Glory be to the Ordnance Survey
A few weeks back, the Ordnance Survey Ireland maps website (maps.osi.ie) was taken offline and the worldwide Fraternity of Historic Map Nuts held its breath. For the past five years, the OSI site has provided free, world-class access to current and historic Irish Ordnance Survey maps, layering one over the other, so that users can peel back the present with a simple movement of a slider bar, and watch wonderful, 200-year-old detail slowly come to the surface.
The quality of the site was perfectly in keeping with OSI’s history. Set up in 1824 as part of the great process of measuring Ireland that followed the Act of Union, the vast mapping survey was unprecedented anywhere in the world. It was done in the teeth of controversies about scale, contouring, field boundaries, and in spite of government penny-pinching, spectacular bureaucratic infighting and the usual Irish personality clashes (for a blow-by-blow account see JH Andrews’ A Paper Landscape, repr. Four Courts Press, 2006).
What resulted were the best maps in the world. Their quality was largely due to the tenacity and integrity of the two English officers who drove the organisation, Colonel Thomas Colby and his subordinate, Captain Thomas Larcom. With several thousand surveyors in the field, and hundreds of cartographers and engravers at headquarters in Mountjoy in the Phoenix Park (still OSI’s head office), Larcom created a unique map-making factory. He was punctilious about the smallest details – Oliver Goldsmith’s house and tree, Dean Swift’s Glebe – and demanded precise measurement of every townland. He also wanted the maps to be beautiful, and they are.

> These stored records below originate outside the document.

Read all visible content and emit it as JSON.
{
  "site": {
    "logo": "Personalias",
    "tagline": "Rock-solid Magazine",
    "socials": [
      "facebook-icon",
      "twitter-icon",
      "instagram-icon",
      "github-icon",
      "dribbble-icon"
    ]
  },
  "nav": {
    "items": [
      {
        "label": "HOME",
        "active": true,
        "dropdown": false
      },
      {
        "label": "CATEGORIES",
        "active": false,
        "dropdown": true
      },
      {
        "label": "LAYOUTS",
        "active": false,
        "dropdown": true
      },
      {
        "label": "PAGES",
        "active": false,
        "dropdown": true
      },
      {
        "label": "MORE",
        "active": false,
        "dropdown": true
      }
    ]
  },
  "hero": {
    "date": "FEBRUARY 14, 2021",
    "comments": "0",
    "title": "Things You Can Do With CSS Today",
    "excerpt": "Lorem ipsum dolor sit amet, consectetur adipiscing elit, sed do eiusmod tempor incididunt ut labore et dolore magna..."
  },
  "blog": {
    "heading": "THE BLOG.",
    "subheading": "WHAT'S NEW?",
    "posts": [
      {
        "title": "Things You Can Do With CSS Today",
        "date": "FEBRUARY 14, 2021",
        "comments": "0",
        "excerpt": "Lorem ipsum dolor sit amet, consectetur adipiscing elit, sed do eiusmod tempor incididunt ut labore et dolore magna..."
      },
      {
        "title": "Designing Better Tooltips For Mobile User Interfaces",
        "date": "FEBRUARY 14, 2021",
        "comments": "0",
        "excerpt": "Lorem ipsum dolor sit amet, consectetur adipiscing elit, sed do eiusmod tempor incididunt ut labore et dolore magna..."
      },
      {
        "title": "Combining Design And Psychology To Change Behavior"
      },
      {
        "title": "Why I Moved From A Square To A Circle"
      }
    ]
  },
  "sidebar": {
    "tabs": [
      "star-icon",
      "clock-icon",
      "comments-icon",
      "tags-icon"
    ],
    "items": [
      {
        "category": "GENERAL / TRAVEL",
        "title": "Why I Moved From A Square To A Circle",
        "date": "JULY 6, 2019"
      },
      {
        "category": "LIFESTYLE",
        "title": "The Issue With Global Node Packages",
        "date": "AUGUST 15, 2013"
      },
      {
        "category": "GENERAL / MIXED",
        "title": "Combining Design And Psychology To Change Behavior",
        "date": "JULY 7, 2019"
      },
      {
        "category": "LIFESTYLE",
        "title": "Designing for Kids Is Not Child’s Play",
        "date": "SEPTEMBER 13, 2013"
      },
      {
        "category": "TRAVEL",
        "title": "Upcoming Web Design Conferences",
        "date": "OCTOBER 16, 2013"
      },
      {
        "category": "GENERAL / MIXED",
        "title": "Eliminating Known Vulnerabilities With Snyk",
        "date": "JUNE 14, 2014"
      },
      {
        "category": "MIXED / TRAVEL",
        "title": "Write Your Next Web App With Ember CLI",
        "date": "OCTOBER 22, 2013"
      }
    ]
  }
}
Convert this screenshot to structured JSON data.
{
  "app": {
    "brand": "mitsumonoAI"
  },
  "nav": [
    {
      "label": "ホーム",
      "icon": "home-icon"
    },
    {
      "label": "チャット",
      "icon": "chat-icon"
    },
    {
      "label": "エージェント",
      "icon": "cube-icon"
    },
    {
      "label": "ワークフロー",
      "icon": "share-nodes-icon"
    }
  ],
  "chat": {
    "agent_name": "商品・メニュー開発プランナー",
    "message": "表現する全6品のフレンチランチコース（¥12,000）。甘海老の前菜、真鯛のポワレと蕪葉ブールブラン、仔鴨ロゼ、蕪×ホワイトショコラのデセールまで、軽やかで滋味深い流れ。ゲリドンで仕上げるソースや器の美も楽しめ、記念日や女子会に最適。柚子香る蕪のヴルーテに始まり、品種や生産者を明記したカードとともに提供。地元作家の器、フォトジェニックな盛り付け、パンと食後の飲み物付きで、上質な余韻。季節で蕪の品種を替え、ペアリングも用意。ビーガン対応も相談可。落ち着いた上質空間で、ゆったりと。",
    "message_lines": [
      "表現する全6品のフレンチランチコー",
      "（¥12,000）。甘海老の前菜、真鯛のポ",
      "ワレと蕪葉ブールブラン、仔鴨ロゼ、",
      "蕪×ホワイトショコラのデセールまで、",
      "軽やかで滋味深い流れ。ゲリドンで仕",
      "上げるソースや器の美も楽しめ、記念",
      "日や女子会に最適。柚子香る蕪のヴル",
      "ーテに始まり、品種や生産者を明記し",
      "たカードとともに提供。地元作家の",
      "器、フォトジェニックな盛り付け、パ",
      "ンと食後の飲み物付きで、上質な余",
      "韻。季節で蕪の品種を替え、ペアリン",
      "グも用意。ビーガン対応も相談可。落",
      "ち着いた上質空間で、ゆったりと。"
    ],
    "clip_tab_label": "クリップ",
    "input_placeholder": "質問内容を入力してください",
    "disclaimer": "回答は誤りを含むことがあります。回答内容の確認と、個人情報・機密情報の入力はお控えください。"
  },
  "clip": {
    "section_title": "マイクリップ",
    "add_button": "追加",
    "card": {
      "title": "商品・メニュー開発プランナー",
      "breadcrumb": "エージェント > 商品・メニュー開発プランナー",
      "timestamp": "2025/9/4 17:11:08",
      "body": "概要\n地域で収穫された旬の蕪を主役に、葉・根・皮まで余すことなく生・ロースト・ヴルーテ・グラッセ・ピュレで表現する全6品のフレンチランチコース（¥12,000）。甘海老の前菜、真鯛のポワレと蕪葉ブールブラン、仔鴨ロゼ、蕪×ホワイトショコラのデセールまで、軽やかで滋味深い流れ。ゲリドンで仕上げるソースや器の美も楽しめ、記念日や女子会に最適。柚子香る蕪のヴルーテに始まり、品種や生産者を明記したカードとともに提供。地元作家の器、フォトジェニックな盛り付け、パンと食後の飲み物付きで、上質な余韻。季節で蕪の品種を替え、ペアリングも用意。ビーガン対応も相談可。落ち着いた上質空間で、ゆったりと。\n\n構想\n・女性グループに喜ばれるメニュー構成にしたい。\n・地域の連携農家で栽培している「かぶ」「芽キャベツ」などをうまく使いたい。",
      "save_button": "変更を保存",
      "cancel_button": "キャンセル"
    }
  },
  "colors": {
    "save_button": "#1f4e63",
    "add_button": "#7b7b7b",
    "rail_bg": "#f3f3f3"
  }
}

So when the website came back online two weeks ago, and the historic layers were missing, a horrible sense of dread gripped the Fraternity. But then, last week, they were restored, with even more historic layers, even faster response times and even better magnification. The hosannas were audible from Addis Ababa to Ulan Bator.